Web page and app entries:
##########

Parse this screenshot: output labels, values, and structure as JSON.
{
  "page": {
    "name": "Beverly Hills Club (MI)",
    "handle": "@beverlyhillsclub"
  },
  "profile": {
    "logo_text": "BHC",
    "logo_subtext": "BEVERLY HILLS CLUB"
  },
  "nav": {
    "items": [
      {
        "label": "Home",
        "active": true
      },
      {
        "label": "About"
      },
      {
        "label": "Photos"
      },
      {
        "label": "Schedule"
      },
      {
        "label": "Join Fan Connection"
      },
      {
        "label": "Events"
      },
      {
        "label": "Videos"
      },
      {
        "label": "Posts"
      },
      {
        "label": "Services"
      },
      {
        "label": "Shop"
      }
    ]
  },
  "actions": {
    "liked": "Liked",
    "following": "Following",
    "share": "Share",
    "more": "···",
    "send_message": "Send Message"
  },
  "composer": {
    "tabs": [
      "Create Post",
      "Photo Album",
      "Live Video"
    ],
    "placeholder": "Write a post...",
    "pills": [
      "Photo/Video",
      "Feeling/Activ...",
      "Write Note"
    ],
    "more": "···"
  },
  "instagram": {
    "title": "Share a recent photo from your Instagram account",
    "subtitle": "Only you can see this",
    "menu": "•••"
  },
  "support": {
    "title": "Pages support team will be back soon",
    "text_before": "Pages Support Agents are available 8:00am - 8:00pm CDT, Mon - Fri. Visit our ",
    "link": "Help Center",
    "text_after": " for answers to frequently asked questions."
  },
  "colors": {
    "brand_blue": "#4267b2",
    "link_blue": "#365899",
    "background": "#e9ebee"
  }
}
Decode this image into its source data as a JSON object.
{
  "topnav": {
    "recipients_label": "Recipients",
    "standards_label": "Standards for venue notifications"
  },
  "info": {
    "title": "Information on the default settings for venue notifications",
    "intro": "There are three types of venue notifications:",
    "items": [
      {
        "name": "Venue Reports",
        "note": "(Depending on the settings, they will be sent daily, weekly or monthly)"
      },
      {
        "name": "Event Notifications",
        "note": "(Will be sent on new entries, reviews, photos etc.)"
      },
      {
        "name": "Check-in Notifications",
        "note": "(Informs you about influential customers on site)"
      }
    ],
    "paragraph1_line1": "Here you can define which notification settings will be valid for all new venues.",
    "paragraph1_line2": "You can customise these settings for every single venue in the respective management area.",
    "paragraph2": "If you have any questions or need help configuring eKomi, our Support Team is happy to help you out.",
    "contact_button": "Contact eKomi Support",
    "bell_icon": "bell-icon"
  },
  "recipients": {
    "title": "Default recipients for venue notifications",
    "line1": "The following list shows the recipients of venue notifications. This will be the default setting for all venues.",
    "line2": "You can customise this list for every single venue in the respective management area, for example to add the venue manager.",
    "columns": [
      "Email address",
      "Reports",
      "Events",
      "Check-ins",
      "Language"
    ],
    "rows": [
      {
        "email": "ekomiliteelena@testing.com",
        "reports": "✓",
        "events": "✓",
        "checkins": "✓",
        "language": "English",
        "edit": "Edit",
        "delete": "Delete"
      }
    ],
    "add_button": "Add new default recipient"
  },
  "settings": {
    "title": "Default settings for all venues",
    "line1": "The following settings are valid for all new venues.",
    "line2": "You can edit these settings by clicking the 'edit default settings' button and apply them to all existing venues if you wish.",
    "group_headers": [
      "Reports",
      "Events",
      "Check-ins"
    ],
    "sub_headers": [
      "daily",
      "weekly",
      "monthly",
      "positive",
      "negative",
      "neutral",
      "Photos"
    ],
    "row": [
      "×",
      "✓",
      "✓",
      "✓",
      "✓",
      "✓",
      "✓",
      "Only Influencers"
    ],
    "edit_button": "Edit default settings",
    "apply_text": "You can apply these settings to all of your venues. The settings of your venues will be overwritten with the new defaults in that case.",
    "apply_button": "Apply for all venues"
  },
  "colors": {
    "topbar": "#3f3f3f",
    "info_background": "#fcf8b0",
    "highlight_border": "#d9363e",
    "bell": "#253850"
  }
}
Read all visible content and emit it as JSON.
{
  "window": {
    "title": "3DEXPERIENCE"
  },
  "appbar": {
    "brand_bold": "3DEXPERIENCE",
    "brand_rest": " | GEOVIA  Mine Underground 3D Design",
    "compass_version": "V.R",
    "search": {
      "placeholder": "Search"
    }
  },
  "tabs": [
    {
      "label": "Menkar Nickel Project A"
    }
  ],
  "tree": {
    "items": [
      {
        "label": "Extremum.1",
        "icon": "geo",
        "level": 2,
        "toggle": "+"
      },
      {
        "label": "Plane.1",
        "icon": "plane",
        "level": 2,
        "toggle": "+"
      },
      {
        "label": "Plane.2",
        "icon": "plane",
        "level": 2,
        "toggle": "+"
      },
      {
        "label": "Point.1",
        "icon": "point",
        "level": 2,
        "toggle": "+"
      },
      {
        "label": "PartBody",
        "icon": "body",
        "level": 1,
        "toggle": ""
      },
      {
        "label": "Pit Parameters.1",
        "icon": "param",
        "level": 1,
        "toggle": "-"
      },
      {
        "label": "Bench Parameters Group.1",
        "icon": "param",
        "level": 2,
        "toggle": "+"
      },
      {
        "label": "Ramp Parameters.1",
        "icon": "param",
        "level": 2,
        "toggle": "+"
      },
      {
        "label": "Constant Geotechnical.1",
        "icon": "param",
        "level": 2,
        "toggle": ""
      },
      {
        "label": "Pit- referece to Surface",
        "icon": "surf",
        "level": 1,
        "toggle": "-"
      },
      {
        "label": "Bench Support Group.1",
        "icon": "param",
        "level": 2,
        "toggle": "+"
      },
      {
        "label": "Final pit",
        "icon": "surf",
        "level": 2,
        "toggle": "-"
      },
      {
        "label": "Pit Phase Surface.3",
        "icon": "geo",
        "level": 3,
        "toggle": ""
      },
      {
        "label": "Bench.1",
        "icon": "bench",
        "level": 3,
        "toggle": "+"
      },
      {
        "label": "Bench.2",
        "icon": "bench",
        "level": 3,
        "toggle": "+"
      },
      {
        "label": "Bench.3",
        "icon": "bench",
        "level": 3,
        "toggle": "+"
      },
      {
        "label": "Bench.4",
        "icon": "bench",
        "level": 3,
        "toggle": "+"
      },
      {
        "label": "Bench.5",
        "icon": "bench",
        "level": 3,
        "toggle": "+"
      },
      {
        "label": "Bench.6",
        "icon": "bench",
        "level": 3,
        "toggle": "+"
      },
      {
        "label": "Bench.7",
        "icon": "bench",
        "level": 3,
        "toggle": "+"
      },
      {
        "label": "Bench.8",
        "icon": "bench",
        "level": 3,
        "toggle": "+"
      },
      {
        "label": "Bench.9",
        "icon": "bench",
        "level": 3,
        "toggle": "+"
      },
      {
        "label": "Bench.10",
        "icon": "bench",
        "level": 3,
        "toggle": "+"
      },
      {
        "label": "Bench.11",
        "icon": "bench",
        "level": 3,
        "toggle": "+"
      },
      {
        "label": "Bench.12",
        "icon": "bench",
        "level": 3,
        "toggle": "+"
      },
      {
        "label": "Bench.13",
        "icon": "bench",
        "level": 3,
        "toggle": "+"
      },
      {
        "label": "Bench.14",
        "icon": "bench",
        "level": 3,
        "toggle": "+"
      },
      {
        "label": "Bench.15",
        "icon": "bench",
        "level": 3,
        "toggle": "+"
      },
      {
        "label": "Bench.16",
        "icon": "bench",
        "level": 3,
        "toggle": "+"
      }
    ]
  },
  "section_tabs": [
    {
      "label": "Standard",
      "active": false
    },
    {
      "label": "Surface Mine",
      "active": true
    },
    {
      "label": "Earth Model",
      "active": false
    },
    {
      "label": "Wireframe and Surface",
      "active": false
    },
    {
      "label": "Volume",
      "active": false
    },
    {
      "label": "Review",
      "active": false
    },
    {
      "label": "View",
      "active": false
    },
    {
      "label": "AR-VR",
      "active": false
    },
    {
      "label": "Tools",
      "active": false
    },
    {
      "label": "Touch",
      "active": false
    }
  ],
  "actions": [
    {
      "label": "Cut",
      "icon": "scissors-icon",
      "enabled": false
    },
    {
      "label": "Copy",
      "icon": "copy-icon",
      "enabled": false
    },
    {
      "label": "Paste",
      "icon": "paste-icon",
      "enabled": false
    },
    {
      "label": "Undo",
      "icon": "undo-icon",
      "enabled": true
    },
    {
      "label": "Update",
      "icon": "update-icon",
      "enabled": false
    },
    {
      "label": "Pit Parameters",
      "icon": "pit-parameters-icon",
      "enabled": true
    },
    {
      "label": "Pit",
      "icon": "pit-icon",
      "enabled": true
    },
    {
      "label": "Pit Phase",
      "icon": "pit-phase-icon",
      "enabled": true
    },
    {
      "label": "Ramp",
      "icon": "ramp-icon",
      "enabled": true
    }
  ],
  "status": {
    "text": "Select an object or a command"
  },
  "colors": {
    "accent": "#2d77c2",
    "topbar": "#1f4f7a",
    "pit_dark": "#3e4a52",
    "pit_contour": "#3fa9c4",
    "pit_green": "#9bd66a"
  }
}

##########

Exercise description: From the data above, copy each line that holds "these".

Exercise output:
    "paragraph1_line2": "You can customise these settings for every single venue in the respective management area.",
    "line2": "You can edit these settings by clicking the 'edit default settings' button and apply them to all existing venues if you wish.",
    "apply_text": "You can apply these settings to all of your venues. The settings of your venues will be overwritten with the new defaults in that case.",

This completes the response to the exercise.